Material supplied -

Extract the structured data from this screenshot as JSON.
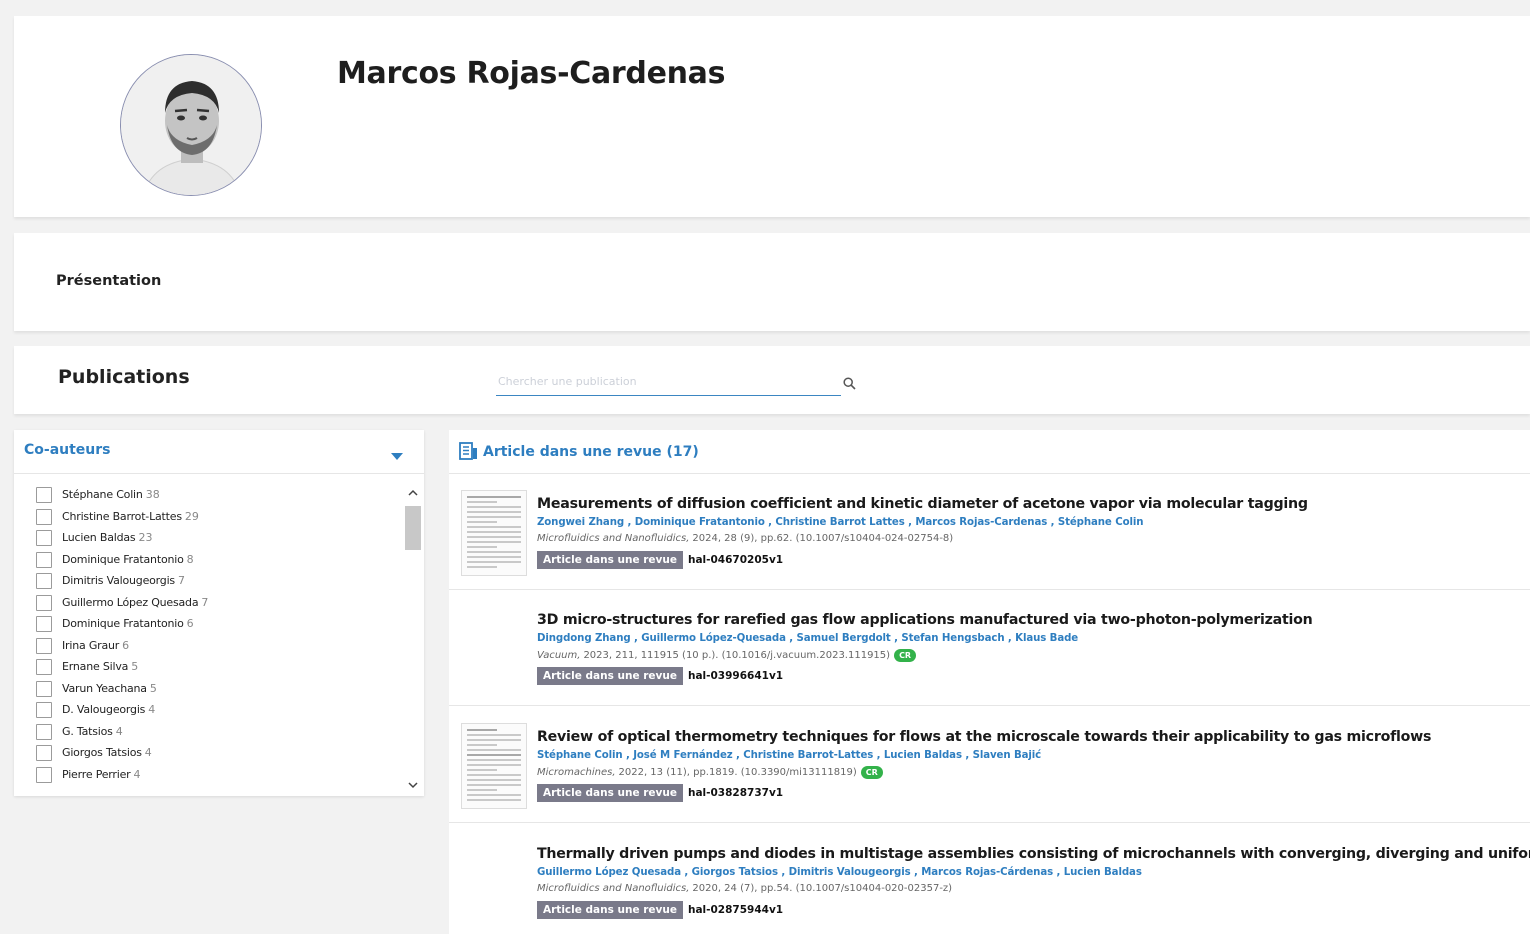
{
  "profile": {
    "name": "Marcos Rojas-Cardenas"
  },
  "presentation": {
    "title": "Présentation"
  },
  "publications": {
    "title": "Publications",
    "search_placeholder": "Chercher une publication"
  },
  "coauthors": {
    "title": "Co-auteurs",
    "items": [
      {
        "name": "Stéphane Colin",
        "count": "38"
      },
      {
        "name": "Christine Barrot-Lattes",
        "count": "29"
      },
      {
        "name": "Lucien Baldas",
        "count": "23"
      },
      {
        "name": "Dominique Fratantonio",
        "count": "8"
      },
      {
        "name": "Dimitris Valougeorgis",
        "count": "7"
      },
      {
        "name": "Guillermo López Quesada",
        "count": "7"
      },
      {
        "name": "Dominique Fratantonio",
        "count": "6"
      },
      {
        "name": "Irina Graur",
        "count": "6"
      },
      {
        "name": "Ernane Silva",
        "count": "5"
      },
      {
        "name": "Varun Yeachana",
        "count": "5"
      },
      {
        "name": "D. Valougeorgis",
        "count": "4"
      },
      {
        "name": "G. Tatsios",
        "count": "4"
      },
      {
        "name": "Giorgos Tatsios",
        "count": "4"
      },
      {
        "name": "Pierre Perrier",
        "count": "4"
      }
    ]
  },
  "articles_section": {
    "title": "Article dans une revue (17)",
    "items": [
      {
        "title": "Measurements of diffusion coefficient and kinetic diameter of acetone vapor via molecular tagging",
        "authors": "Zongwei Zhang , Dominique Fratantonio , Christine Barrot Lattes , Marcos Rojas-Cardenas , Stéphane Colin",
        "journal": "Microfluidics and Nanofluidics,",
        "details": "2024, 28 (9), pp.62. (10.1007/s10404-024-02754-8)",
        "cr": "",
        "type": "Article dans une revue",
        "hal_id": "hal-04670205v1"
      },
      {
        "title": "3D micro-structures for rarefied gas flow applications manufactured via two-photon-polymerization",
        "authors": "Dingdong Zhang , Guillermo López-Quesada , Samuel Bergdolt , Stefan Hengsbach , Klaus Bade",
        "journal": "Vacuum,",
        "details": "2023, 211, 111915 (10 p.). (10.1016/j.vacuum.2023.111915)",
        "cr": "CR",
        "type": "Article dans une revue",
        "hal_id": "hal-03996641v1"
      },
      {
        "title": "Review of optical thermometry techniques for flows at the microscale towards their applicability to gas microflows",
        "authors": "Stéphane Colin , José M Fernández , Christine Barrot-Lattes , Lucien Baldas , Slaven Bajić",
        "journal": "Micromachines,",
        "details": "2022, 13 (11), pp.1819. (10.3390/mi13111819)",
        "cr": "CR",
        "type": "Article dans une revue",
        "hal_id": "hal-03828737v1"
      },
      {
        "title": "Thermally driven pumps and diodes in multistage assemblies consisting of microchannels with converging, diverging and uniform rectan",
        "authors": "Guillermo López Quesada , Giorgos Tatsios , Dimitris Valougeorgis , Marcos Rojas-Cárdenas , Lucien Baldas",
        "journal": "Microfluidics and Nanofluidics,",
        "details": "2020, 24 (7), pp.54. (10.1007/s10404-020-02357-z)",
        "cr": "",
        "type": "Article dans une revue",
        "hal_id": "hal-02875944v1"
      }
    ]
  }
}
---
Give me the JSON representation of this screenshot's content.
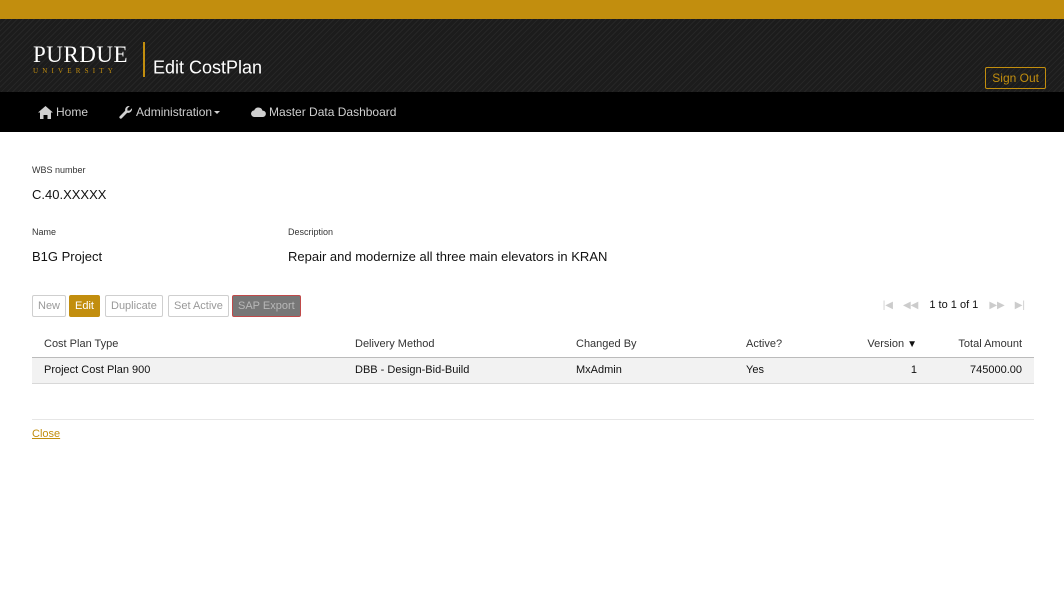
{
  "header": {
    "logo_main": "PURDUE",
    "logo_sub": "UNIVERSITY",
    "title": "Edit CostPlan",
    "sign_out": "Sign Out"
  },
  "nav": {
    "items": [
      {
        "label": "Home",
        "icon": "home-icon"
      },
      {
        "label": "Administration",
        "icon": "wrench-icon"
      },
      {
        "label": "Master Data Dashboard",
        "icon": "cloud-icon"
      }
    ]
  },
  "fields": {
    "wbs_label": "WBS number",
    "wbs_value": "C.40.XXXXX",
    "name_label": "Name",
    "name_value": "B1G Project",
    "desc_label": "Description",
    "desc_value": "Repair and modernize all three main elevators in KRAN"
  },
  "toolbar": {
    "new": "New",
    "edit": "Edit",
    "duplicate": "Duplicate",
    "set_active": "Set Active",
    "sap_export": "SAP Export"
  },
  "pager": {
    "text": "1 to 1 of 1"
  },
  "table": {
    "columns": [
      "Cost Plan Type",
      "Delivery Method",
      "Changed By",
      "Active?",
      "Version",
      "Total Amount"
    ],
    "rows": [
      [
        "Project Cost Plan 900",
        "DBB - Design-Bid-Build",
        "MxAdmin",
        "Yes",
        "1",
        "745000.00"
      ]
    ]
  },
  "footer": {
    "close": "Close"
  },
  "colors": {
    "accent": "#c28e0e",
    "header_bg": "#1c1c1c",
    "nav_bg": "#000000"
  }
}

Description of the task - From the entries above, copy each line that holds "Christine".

Solved exercise -
        "name": "Christine Barrot-Lattes",
        "authors": "Zongwei Zhang , Dominique Fratantonio , Christine Barrot Lattes , Marcos Rojas-Cardenas , Stéphane Colin",
        "authors": "Stéphane Colin , José M Fernández , Christine Barrot-Lattes , Lucien Baldas , Slaven Bajić",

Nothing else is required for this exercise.